Give the number of lines in the listing below that include the word "title", with nothing more.

─── Input data ───

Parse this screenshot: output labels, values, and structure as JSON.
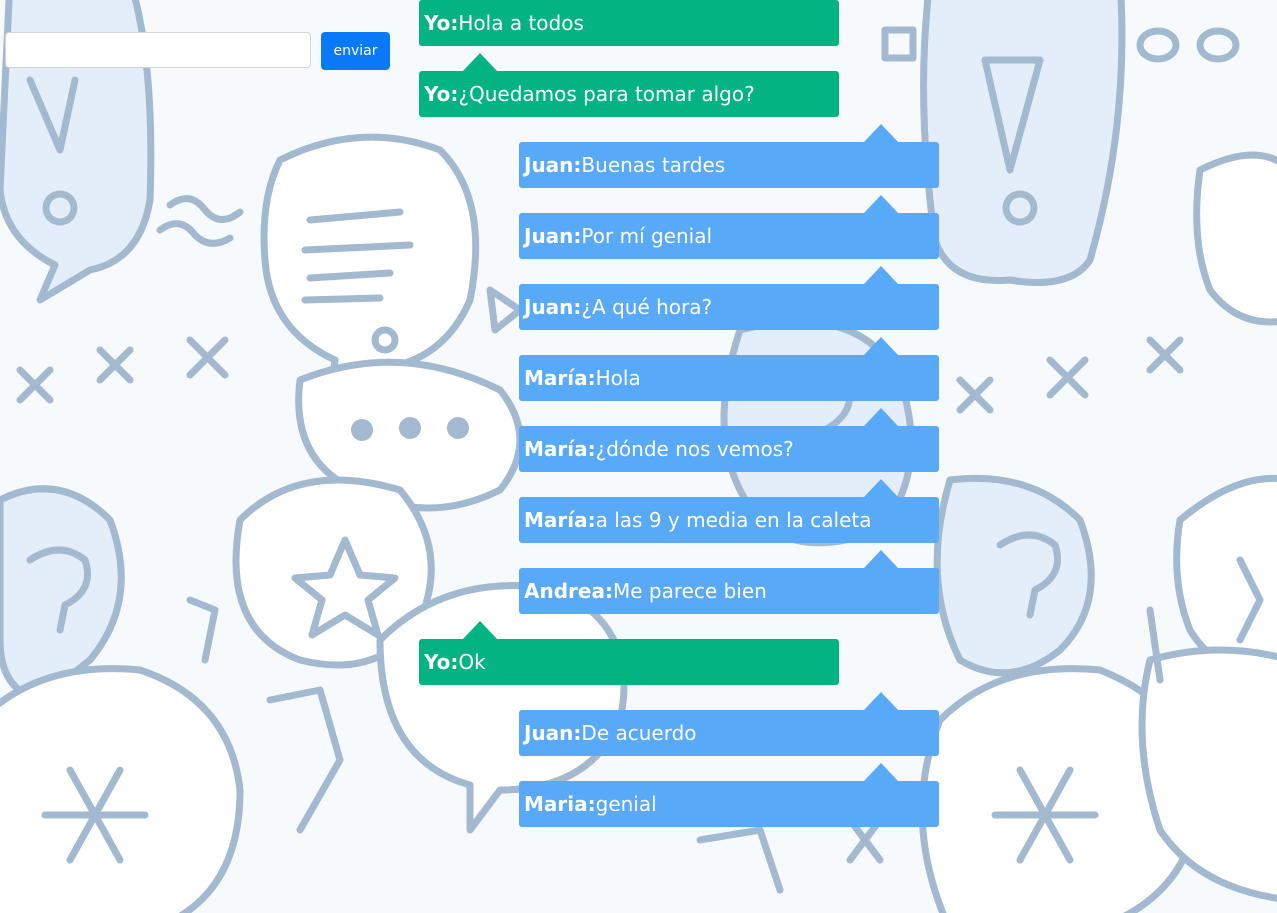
{
  "colors": {
    "my_bubble": "#03b482",
    "other_bubble": "#58a9f7",
    "send_button": "#0a79f7",
    "background_doodle_stroke": "#a3b9cf"
  },
  "compose": {
    "message_value": "",
    "message_placeholder": "",
    "send_label": "enviar"
  },
  "messages": [
    {
      "author": "Yo:",
      "text": "Hola a todos",
      "mine": true
    },
    {
      "author": "Yo:",
      "text": "¿Quedamos para tomar algo?",
      "mine": true
    },
    {
      "author": "Juan:",
      "text": "Buenas tardes",
      "mine": false
    },
    {
      "author": "Juan:",
      "text": "Por mí genial",
      "mine": false
    },
    {
      "author": "Juan:",
      "text": "¿A qué hora?",
      "mine": false
    },
    {
      "author": "María:",
      "text": "Hola",
      "mine": false
    },
    {
      "author": "María:",
      "text": "¿dónde nos vemos?",
      "mine": false
    },
    {
      "author": "María:",
      "text": "a las 9 y media en la caleta",
      "mine": false
    },
    {
      "author": "Andrea:",
      "text": "Me parece bien",
      "mine": false
    },
    {
      "author": "Yo:",
      "text": "Ok",
      "mine": true
    },
    {
      "author": "Juan:",
      "text": "De acuerdo",
      "mine": false
    },
    {
      "author": "Maria:",
      "text": "genial",
      "mine": false
    }
  ]
}
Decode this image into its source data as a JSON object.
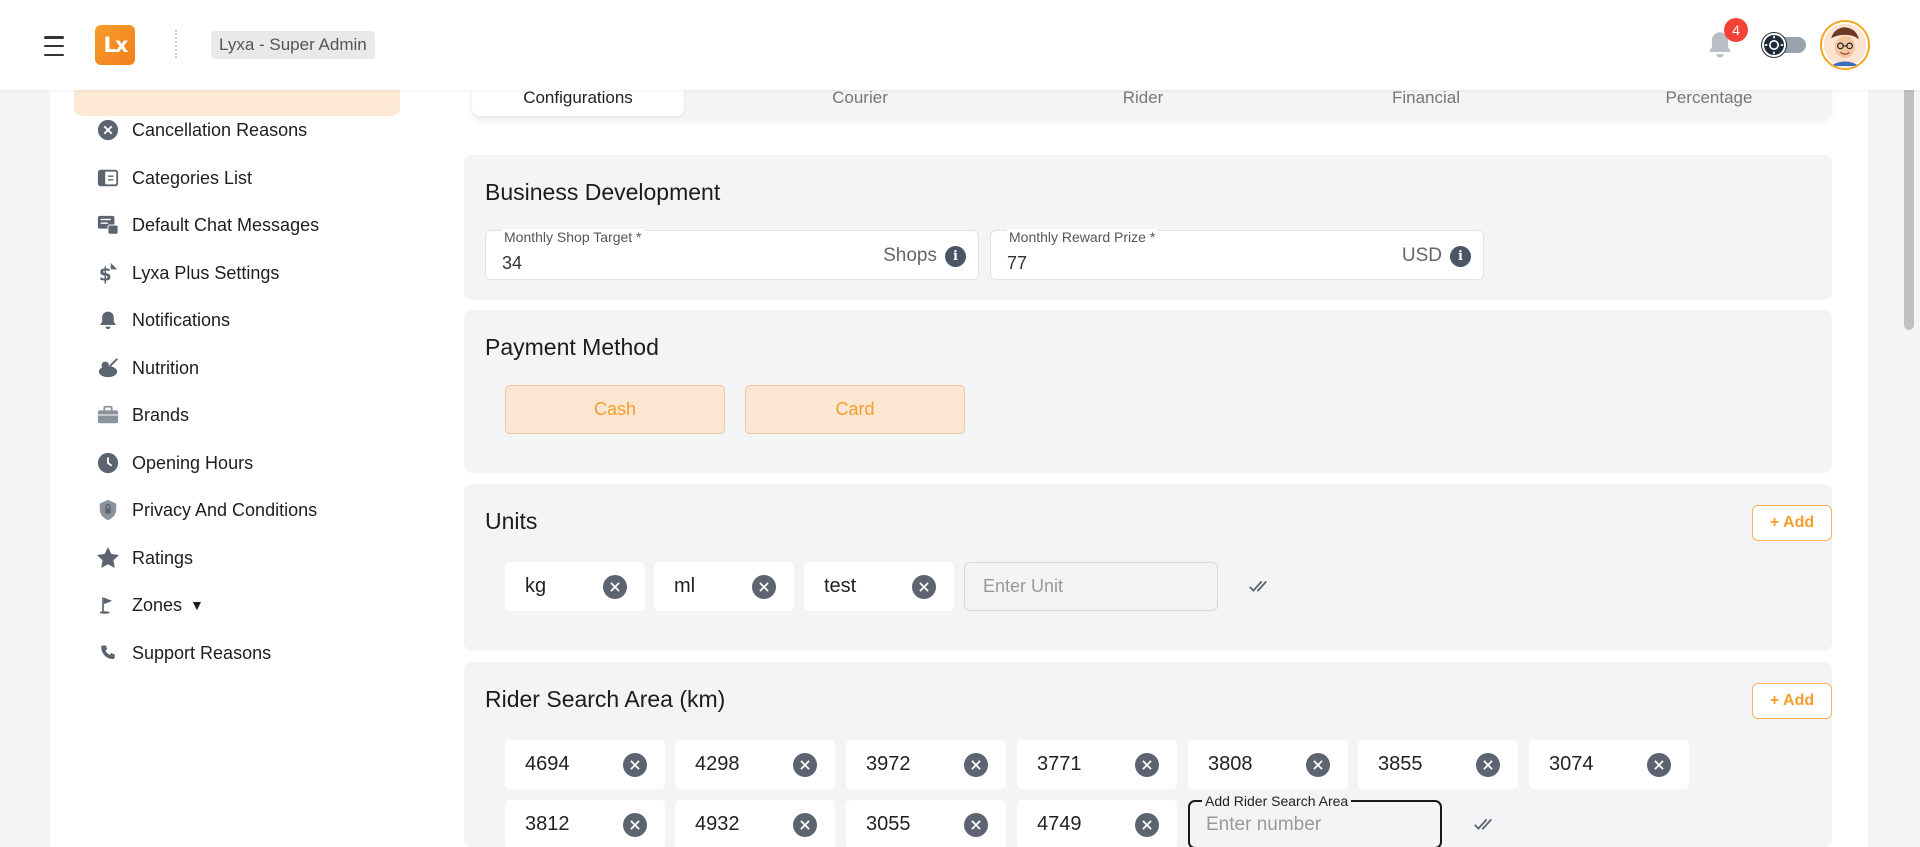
{
  "header": {
    "logo_text": "Lx",
    "role_label": "Lyxa - Super Admin",
    "notification_count": "4"
  },
  "sidebar": {
    "items": [
      {
        "label": "Cancellation Reasons",
        "icon": "cancel-circle-icon"
      },
      {
        "label": "Categories List",
        "icon": "categories-list-icon"
      },
      {
        "label": "Default Chat Messages",
        "icon": "chat-messages-icon"
      },
      {
        "label": "Lyxa Plus Settings",
        "icon": "dollar-icon"
      },
      {
        "label": "Notifications",
        "icon": "bell-icon"
      },
      {
        "label": "Nutrition",
        "icon": "nutrition-icon"
      },
      {
        "label": "Brands",
        "icon": "briefcase-icon"
      },
      {
        "label": "Opening Hours",
        "icon": "clock-icon"
      },
      {
        "label": "Privacy And Conditions",
        "icon": "shield-lock-icon"
      },
      {
        "label": "Ratings",
        "icon": "star-icon"
      },
      {
        "label": "Zones",
        "icon": "zones-flag-icon",
        "caret": "▼"
      },
      {
        "label": "Support Reasons",
        "icon": "phone-icon"
      }
    ]
  },
  "tabs": [
    {
      "label": "Configurations",
      "active": true
    },
    {
      "label": "Courier",
      "active": false
    },
    {
      "label": "Rider",
      "active": false
    },
    {
      "label": "Financial",
      "active": false
    },
    {
      "label": "Percentage",
      "active": false
    }
  ],
  "business_development": {
    "title": "Business Development",
    "shop_target": {
      "label": "Monthly Shop Target *",
      "value": "34",
      "suffix": "Shops"
    },
    "reward_prize": {
      "label": "Monthly Reward Prize *",
      "value": "77",
      "suffix": "USD"
    }
  },
  "payment_method": {
    "title": "Payment Method",
    "options": [
      "Cash",
      "Card"
    ]
  },
  "units": {
    "title": "Units",
    "add_label": "+ Add",
    "items": [
      "kg",
      "ml",
      "test"
    ],
    "input_placeholder": "Enter Unit"
  },
  "rider_search": {
    "title": "Rider Search Area (km)",
    "add_label": "+ Add",
    "row1": [
      "4694",
      "4298",
      "3972",
      "3771",
      "3808",
      "3855",
      "3074"
    ],
    "row2": [
      "3812",
      "4932",
      "3055",
      "4749"
    ],
    "input_label": "Add Rider Search Area",
    "input_placeholder": "Enter number"
  },
  "colors": {
    "accent": "#f59e2b",
    "accent_light": "#fde9d5",
    "badge": "#f44336"
  }
}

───

**Result**
4